ONEONTA – A workshop to look at the process of annexing brought out a full house of Laurens and Town of Oneonta citizens who accused Common Council of planning to annex the Oneonta Municipal Airport and the city’s water supply.
“You must have some reason for holding this workshop,” said Bill Starna, the retired SUNY Oneonta anthropology professor. “Otherwise, are you just poking around in the dark?”
“There is no proposal here,” said Council Member Melissa Nicosia, Second Ward. “This is just something to learn. No one is talking about annexing any specific property.”
Council Member Russ Southard, Sixth Ward, initially brought up the discussion of annexation after constituents asked why the city was paying property taxes to the Town of Oneonta and Laurens for the airport and reservoir.
“We pay about $100,000 in property taxes and these constituents were asking if we could annex it,” he said. “I didn’t know anything, and so I brought it forward to have a workshop.”
Wade Beltramo, NYCOM General Council, gave the presentation, where outlined all of the various ways a municipality could annex a property.
In order for the annexation to be triggered, the municipality being annexed could bring a petition, or the governments of the municipalities could meet and agree to annex the property. From there, a public hearing would be held and a vote would be taken of all the residents living in the area affected by the annexation.
“Annexation requires the consent of the people,” he said. “It is not eminent domain.”
The properties must also be contiguous, and the 87 acres of Catskill Area Hospice straddle the town/city line.
And although the presentation presented the information in general terms, Ronald DeThomas was insistent that the City had an agenda. “The City has many problems and they’re coming to the town with hands open because they’re broke,” he said. “This is a shot across the bow for the Town.”
Bob Wood, Oneonta Town Supervisor was confident that the city would not be able to annex the property. “I think it’s good that the city wanted to learn, but I don’t think it’s feasible because of the Hospice property.”
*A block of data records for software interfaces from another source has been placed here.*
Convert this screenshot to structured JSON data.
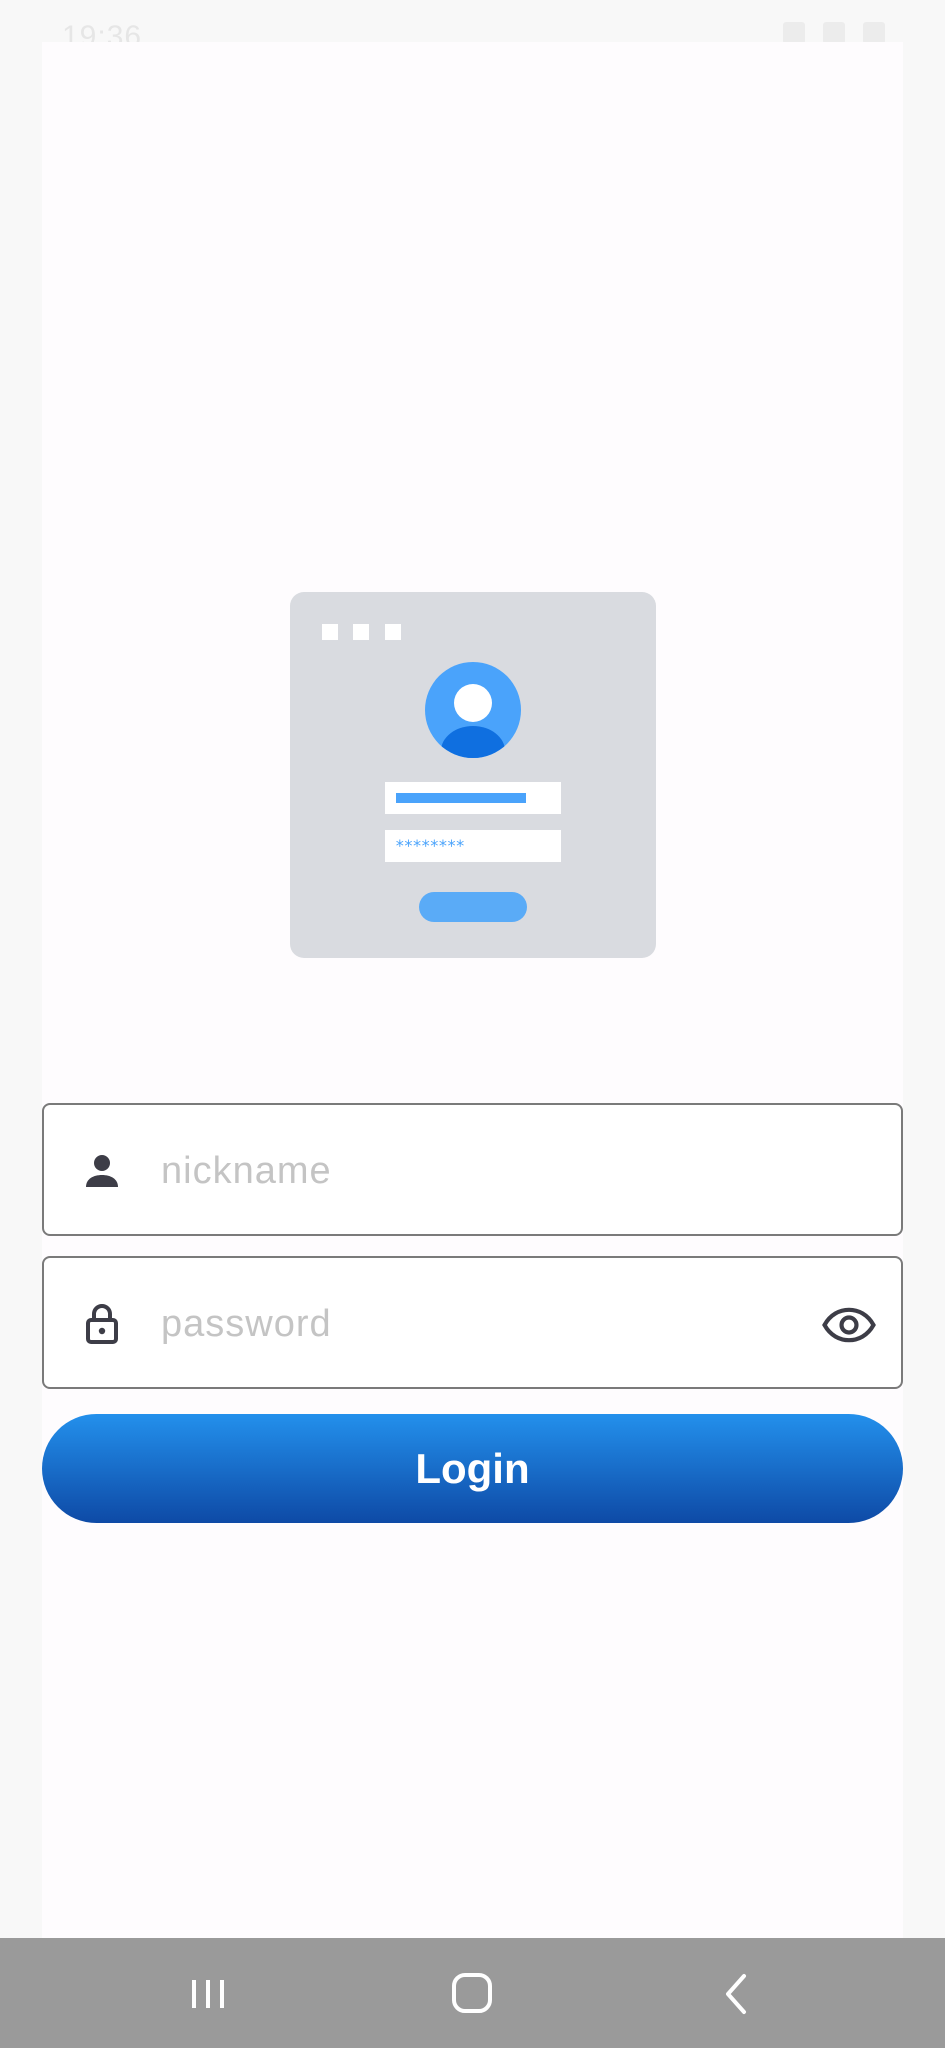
{
  "status_bar": {
    "time": "19:36"
  },
  "illustration": {
    "password_mask": "********"
  },
  "form": {
    "nickname": {
      "placeholder": "nickname",
      "value": "",
      "icon": "person-icon"
    },
    "password": {
      "placeholder": "password",
      "value": "",
      "icon": "lock-icon",
      "toggle_icon": "eye-icon"
    },
    "login_label": "Login"
  },
  "nav_bar": {
    "recents_icon": "recents-icon",
    "home_icon": "home-icon",
    "back_icon": "back-icon"
  },
  "colors": {
    "accent_top": "#2390ec",
    "accent_bottom": "#0e4aa6",
    "illustration_blue": "#4aa3fb",
    "nav_bar": "#9a9a9a"
  }
}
But Mayor Gary Herzig said he was pleased with the conversation. “I think we all learned something today,” he said. “It was a great session, and knowledge is always good.”